Ever feel like you’re tired of listening to your friends’ mundane dramas? There’s only so much a person can take of listening to whines about exes, backstabbing besties and the politics of Instagram likes. So why not sack off your friends and dine out on your own? Yes, if someone told us this a while back, we would think they were insane too. But that was before we discovered the trend for ‘communal dining’ in restaurants across London. Check out our guide to 5 Of The Best Places To Eat With Strangers below and embrace your awkward social skills – you might even make a Facebook friend or two.  

Le Pain Quotidien

Bakery feat. communal table dining

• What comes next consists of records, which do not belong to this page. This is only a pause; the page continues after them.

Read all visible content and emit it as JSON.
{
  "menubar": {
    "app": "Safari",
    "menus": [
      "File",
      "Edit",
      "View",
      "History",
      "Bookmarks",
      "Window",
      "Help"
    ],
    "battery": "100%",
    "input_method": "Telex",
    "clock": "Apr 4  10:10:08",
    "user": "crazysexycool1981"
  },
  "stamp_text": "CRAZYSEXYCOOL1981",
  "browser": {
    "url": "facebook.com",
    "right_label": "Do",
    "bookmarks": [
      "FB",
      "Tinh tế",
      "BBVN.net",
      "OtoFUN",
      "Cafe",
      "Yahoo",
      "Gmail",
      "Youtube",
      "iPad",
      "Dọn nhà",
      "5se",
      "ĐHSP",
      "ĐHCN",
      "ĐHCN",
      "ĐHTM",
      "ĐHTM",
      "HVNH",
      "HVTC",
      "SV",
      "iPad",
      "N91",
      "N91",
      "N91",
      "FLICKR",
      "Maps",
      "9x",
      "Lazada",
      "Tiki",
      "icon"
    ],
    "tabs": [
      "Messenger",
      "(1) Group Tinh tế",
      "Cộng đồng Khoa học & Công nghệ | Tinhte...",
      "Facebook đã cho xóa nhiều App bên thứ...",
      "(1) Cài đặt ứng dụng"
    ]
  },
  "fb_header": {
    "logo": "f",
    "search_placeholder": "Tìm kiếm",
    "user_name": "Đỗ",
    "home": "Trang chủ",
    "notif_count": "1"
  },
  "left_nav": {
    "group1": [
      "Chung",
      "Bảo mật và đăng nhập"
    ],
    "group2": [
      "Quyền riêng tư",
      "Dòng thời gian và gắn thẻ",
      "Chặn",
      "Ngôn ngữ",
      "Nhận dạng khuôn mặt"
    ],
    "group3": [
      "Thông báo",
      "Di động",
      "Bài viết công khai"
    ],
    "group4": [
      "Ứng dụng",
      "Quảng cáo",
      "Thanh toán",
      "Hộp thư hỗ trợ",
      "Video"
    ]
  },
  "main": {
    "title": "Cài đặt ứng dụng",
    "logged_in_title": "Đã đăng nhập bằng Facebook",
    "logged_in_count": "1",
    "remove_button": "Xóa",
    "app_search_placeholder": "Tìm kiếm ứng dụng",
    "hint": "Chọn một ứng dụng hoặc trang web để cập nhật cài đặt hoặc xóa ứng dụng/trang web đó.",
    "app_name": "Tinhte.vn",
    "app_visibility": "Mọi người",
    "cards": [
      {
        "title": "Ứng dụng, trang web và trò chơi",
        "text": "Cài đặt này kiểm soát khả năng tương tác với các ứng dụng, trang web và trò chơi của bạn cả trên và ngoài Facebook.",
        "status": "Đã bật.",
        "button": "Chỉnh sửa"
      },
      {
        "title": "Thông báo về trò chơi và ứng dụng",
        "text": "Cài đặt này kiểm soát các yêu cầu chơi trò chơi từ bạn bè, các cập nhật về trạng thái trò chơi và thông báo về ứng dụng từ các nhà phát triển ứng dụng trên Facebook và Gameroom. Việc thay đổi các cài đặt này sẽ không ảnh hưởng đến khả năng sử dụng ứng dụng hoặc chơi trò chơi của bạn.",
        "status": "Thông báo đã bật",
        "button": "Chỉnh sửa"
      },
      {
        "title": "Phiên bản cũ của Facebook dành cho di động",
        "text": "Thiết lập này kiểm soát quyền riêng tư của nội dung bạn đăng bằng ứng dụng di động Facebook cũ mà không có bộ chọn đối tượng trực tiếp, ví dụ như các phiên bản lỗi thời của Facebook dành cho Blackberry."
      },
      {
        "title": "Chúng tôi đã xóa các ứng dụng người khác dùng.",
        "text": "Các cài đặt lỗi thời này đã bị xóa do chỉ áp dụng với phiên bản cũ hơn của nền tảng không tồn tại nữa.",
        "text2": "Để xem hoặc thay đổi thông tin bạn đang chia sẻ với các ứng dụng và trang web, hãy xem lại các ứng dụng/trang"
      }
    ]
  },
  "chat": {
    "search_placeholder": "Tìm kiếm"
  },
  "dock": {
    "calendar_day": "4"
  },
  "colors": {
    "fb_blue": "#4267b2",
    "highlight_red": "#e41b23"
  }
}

The first on our list of 5 Of The Best Places To Eat With Strangers is this tour de force of great baking, which is part of a global chain that was established in Brussels back in 1990. A focal point of the restaurant is the 20-seater wooden table in the centre of the bare-brick dining room, so you can break bread with new found friends. The food on offer includes organic sourdough, served alongside organic egg salad with olive oil, wild capers and anchovies and chicken curry with harissa chutney.

Where: 72 Marylebone High Street, W1
Website: http://www.lepainquotidien.co.uk/

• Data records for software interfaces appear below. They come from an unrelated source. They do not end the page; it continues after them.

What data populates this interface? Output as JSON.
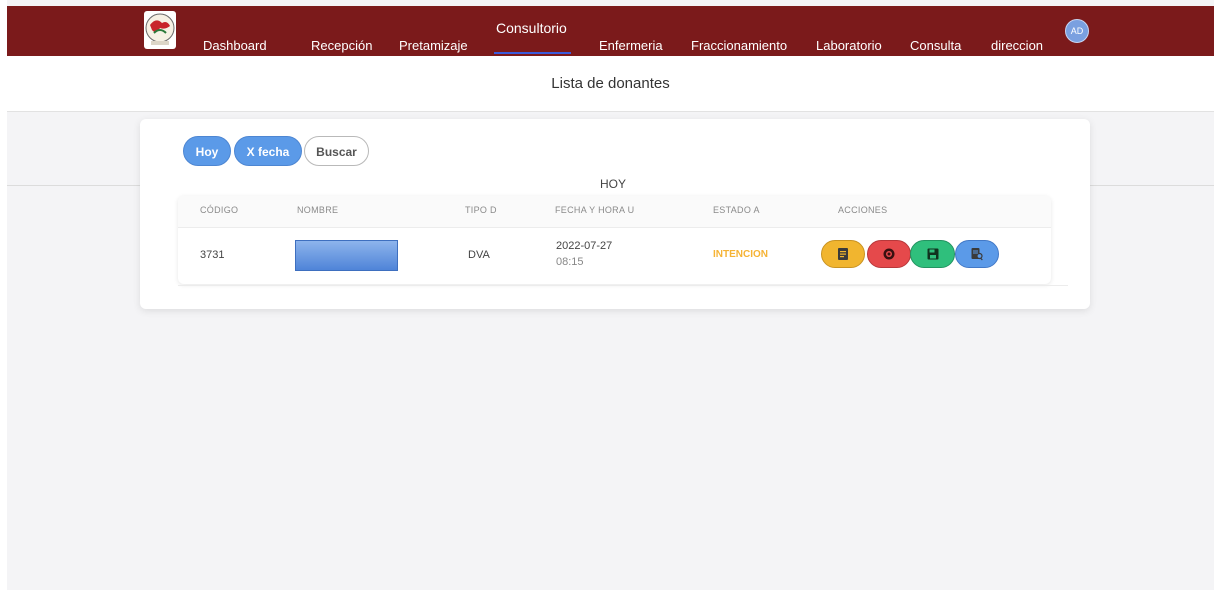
{
  "nav": {
    "items": [
      {
        "label": "Dashboard"
      },
      {
        "label": "Recepción"
      },
      {
        "label": "Pretamizaje"
      },
      {
        "label": "Consultorio"
      },
      {
        "label": "Enfermeria"
      },
      {
        "label": "Fraccionamiento"
      },
      {
        "label": "Laboratorio"
      },
      {
        "label": "Consulta"
      },
      {
        "label": "direccion"
      }
    ],
    "active": "Consultorio",
    "avatar_initials": "AD",
    "logo_icon": "institution-seal-logo"
  },
  "page": {
    "title": "Lista de donantes"
  },
  "filters": {
    "hoy": "Hoy",
    "fecha": "X fecha",
    "buscar": "Buscar"
  },
  "section": {
    "label": "HOY"
  },
  "table": {
    "headers": [
      "CÓDIGO",
      "NOMBRE",
      "TIPO D",
      "FECHA Y HORA U",
      "ESTADO A",
      "ACCIONES"
    ],
    "rows": [
      {
        "codigo": "3731",
        "nombre": "",
        "tipo": "DVA",
        "fecha": "2022-07-27",
        "hora": "08:15",
        "estado": "INTENCION",
        "actions": [
          {
            "icon": "document-icon",
            "color": "#f1b52f"
          },
          {
            "icon": "cancel-icon",
            "color": "#e5494b"
          },
          {
            "icon": "save-icon",
            "color": "#2fbf7c"
          },
          {
            "icon": "document-search-icon",
            "color": "#5b9ae8"
          }
        ]
      }
    ]
  },
  "colors": {
    "navbar": "#7b1a1b",
    "primary": "#5b9ae8",
    "warning": "#f5b335"
  }
}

Bunga Bunga

The Englishman’s Italian

When a restaurant’s name references the indiscretions of a certain Italian political figure, you know it’s going to be tongue in cheek. This place is packed with cheesy and cheeky Italian paraphernalia, from Roman busts on the walls, to vintage mopeds suspended from the ceiling, all set to a backdrop of live music. The food is all cured meats, bruschetta and slices of pizza and there are dedicated clusters of tables for eating, so that you can make some equally cheeky friends.

Where: 37 Battersea Bridge Road, Battersea, London, SW11 3BA, United Kingdom
Nearest station: Imperial Wharf (0.6 miles)
Website: www.bungabunga-london.com

Meat Liquor

Gutsy grub

This place is not for the faint hearted, in more ways than one. The setting is more like a nightclub than a restaurant. The graffiti is occult themed, most of the staff are heavily tattooed and the music is blaring. Don’t worry though, there’s communal tables so you can make some new friends to comfort you during this scary experience. The food is equally as tough, with dishes including crunchy-coated ‘bingo wings,’ cheese steaks, hot dogs and unbeatable burgers. So if you consider yourself a tough-nut, get down to meat liquor – you won’t regret it.

Where: 74 Welbeck Street, London, W1G 0BA
Website: http://meatliquor.com/london/

Flesh and Buns

The pun is strong with this one

This Japanese Izakaya bar and restaurant is a favourite with Londoners and for good reason. The restaurant offers Japanese drinking food, delivered in a relaxed environment and featuring DIY filled steam buns; you can choose from a variety of meats and fish that are all cooked and served in different ways, with a different sauce or marinade and a different pickled vegetable. Although there are private tables around the edges, we recommend sitting on the long, communal tables in the middle. This way, everyone gets stuck in together and it feels like a much more authentic Japanese dining experience!

Where: 41 Earlham St, London WC2H 9LX
Website: http://www.bonedaddies.com/flesh-and-buns/

Ottolenghi Soho

An attack on the senses, but the good kind

The Soho location of this famous chain has all the Ottolenghi trademarks, such as the salad platters you get on arrival and a menu that celebrates bold flavours. However, one difference is the informality of the communal dining downstairs, where two long canteen tables look onto the theatre of the open kitchen. So you can enjoy some great grub while making new friends, plus, talking about being able to see your dishes being made is a pretty good conversation topic to break the ice!

Where: 21-22 Warwick Street, London, W1B 5NE
Website: http://www.ottolenghi.co.uk/locations